    Truth is, perhaps more than
    anything, it was the culture Fiorina set out to change that needed to be
    preserved. Her top-down management just wasn’t what HP needed, even though it
    was no longer what it had been during its best years.

    Now it’s time for
    HP’s board to get back to the philosophies that made the company into a Silicon
    Valley icon. Certainly, the HP Way has come to mean many things to many people.
    The original premise when HP was founded in 1938 — a company’s workers are its
    primary asset — may seem obvious now, but it was groundbreaking back then.

    AUTONOMY WORKED.  That basic concept led HP’s
    management to empower its employees. There were no illusions that the exec (or
    in the case of the founders, the execs) in the corner office had all the
    answers. Rather, ideas bubbled up from below. And authority was pushed as far
    down into the company as possible, allowing the people closest to the businesses
    to make the calls. That turned HP into a hypercapitalistic amoeba — a
    collection of small, competitive groups that attacked new markets with a

    The best thing a CEO could do in that environment was hire
    the right employees, give them the tools and incentives to do their jobs, and
    then get out of the way. And let’s be clear: The HP Way, when practiced
    correctly, was not about consensus management. Everyone got their say, but unit
    chiefs had to make decisions. Those unit chiefs were then expected to use that
    autonomy to deliver. They sweated it out at annual business reviews, terrified
    that co-founder David Packard, a 6-foot, 5-inch mountain of a man, would
    eliminate their unit for not making its numbers.

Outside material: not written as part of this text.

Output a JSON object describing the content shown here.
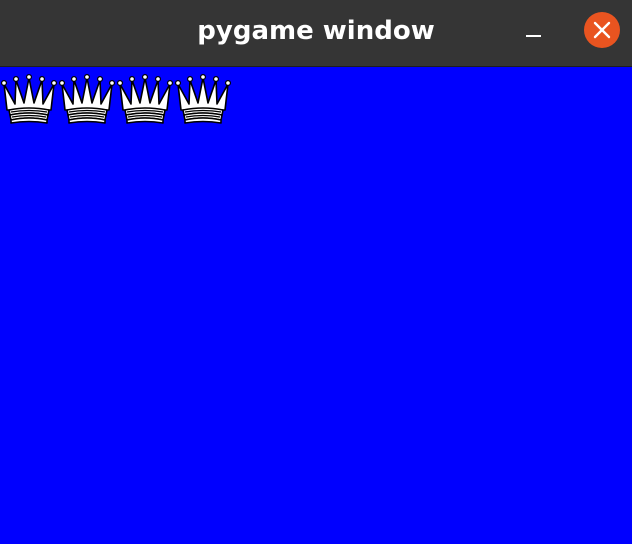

    The carrot, the stick,
    and the autonomy worked. From 1938 to 1998, HP grew more than 20% a year without
    a loss — giving it the longest period of fast growth in the history of American

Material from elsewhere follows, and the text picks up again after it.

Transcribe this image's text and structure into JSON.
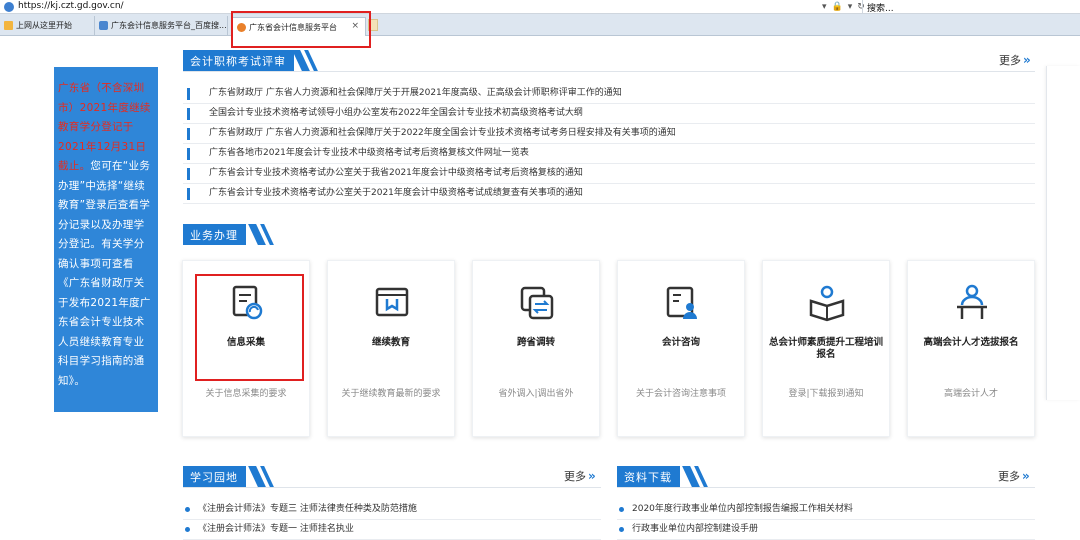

    LOST FAITH.  Still, life was
    simpler in those days. Over the past decade, HP has gone from being an
    innovation leader in dozens of smallish tech businesses to a giant in a few
    huge, cutthroat markets — particularly PCs. When margins are razor-thin, it’s
    hard to pay for the perks and niceties HP once had been able to afford. Making
    matters worse, many HP employees had come to see those perks — the
    profit-sharing checks, the Taurus company cars — as entitlements, rather than
    rewards for a job well done.

    Also, Fiorina justifiably concluded that
    the tribal attitudes of HP’s various management groups were making it difficult
    for the company to deliver a coherent message to investors and customers. But
    try as she may, Fiorina wasn’t able to overlay her corporatewide organizational
    structures on the vast company. While they looked great on paper, they often
    merely replaced old forms of bureaucracy and inefficiencies with new ones.

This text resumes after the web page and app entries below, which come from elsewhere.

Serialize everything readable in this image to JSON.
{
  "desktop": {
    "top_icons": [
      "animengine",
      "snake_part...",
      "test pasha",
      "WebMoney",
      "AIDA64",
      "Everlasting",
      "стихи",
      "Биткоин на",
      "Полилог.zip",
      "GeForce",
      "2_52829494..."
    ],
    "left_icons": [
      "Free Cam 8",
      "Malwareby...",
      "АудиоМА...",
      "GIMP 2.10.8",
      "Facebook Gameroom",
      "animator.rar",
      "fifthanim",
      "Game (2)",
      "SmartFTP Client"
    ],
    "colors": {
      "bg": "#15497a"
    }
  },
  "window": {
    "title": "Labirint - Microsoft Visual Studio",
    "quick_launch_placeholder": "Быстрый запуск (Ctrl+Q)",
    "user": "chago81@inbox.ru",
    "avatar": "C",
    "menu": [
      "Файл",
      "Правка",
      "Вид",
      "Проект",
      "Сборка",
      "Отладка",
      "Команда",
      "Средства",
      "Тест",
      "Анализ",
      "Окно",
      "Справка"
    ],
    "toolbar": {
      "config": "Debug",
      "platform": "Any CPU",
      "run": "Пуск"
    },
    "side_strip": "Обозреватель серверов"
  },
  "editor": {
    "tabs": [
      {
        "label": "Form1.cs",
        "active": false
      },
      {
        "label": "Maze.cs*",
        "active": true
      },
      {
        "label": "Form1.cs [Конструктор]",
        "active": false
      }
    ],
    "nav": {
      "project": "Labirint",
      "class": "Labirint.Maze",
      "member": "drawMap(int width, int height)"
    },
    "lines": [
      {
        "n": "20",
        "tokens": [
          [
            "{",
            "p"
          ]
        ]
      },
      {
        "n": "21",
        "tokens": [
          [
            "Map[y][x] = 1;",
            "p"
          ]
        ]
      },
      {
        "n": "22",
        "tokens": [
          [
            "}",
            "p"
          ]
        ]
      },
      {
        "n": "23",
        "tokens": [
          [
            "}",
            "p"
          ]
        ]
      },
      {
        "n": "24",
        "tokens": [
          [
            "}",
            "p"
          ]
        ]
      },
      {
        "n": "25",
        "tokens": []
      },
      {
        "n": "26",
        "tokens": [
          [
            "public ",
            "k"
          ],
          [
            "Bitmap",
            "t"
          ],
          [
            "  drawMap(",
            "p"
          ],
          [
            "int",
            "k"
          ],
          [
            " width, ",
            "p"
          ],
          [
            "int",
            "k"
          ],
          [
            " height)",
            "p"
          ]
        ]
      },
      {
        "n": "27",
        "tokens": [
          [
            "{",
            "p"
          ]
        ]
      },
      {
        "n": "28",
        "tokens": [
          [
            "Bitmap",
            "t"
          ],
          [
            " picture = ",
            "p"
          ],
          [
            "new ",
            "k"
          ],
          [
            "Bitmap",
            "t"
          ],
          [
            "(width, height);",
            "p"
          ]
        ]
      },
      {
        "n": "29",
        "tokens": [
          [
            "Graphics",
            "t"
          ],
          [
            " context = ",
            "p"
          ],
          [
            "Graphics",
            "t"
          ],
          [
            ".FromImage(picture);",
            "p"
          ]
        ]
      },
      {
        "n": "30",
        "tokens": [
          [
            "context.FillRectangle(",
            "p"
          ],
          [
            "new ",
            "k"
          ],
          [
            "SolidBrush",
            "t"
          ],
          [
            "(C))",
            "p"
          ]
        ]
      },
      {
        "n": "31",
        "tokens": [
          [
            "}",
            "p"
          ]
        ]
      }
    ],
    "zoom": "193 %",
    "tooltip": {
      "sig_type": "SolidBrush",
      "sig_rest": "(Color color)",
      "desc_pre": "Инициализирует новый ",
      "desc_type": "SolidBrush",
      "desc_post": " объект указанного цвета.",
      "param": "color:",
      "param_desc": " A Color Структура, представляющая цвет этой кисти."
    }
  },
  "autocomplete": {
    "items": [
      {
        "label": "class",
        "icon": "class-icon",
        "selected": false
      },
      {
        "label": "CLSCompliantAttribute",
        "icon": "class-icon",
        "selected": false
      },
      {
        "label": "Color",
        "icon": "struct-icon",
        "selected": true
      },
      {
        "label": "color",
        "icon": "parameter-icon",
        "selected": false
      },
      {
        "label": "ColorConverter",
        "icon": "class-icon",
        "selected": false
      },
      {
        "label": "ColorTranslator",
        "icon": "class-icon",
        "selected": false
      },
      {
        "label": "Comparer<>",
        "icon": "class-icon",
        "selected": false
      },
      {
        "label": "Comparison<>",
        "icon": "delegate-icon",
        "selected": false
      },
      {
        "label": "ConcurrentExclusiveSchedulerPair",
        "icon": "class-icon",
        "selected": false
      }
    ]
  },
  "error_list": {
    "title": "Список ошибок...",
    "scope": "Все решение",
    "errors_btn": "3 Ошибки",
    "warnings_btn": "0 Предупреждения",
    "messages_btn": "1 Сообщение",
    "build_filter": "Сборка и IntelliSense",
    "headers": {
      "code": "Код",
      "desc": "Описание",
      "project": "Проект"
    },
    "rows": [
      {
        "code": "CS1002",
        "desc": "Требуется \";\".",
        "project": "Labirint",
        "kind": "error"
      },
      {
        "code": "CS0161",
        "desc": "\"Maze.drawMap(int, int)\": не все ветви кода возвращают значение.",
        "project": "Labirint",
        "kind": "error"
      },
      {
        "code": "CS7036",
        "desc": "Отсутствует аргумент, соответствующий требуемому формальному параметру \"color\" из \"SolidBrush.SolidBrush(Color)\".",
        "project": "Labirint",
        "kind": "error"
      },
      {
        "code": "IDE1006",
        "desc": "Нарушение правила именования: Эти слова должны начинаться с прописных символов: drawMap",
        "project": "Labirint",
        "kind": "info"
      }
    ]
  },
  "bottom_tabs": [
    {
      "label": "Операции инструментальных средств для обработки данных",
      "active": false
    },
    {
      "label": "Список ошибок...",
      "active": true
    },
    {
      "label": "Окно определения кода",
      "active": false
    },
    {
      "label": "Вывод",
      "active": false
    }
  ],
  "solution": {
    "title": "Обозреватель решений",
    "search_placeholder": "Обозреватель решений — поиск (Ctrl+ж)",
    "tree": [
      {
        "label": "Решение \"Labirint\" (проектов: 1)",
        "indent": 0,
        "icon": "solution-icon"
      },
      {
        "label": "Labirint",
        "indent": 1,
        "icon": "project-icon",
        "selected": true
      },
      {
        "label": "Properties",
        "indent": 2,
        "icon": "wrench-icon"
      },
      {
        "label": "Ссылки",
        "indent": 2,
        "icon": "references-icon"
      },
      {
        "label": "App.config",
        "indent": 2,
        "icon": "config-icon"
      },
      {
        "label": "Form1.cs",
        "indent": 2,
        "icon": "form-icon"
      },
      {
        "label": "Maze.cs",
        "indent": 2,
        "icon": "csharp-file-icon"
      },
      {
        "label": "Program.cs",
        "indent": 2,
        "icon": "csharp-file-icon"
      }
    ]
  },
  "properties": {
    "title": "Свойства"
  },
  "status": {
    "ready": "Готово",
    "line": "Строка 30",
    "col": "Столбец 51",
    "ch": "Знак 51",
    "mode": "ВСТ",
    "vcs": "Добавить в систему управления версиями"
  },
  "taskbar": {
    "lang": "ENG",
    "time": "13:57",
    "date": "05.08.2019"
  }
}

    Unfortunately, Fiorina’s efforts tore at less tangible but nonetheless
    important employee morale. Rather than believing they were at a special
    enterprise, many HP employees came to think of their jobs as just the source of
    a paycheck. They lost faith in the outfit because they sensed that HP had
    adopted a new view of them.

    That was justified. The night the merger with Compaq was announced, execs said
    the deal would lead to 15,000 layoffs — though insiders already believed it
    could go as high as 30,000. All this at a concern that hadn’t had a major layoff
    in decades.

    There is good news, however. The HP Way isn’t dead. It’s
    dormant — and waiting for the right executive. “A little of the HP Way would
    probably work pretty well right now,” says Quantum (DSS ) Chief Executive
    Richard E. Belluzzo, a 22-year HP executive who left in 1997. “The strength of
    HP has always been its culture and its people. By unleashing people and making
    them feel like they made a difference, we got great results. That hasn’t been
    there for the past few years.”

    Certainly, it won’t be easy. Any new CEO
    will have many, many hard problems to solve. But HP still has assets such as a
    world-class research and development lab, enviable distribution power, and
    tremendous market clout.

    Most of all, its culture is waiting to be
    harnessed. The HP Way was never the problem. But it may be part of the answer.